Global demand for oil, natural gas and coal is likely to peak by 2030 — an “encouraging” development but “not nearly enough” to limit the rise in global temperatures to 1.5 degrees Celsius, the International Energy Agency said Tuesday.
Planet-heating pollution from the energy sector is also set to peak this decade, the IEA said in an update to its landmark “Net Zero Roadmap” report.
But “keeping alive the goal of limiting global warming to 1.5 degrees Celsius requires the world to come together quickly,” said Fatih Birol, the agency’s executive director.
Scientists consider warming of 1.5 degrees a threshold beyond which extreme heat, floods, droughts, wildfires, and food and water shortages will have a catastrophic impact. This year’s summer in the Northern Hemisphere was the world’s hottest on record, according to the European Union’s Copernicus Climate Change Service.
Since the original publication of the “Net Zero Roadmap” report in 2021, the world has seen “record growth” in solar power capacity, as well as bumper sales of electric vehicles, with both industries on track to achieve net-zero carbon emissions by the middle of the century, the IEA wrote.
And more than 80% of the emissions reductions needed by 2030 can be achieved through expanding renewable energy sources, increasing electrification, improving energy efficiency and cutting methane emissions, according to the organization.
Still, limiting global warming is an immense task: The IEA said investments in clean energy worldwide would need to more than double from the $1.8 trillion projected for this year to $4.5 trillion every year by the early 2030s. Staying on track for 1.5 degrees also means that almost all countries must move forward their target dates for achieving net-zero carbon emissions, it added.

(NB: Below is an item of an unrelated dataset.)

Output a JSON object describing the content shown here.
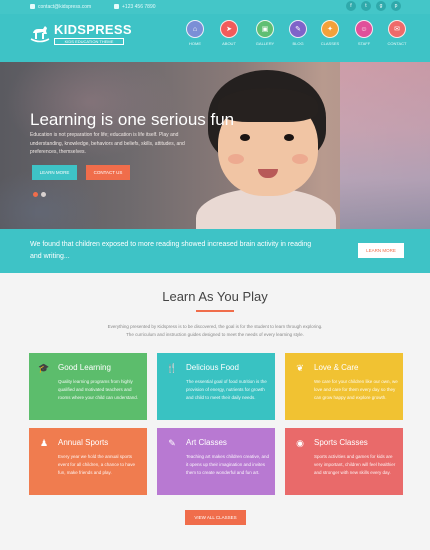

Meanwhile, carbon capture, utilization and storage — a set of technologies that prevents carbon going into the atmosphere at the source of the pollution — as well as hydrogen-based energy and biofuels require “rapid progress” by 2030.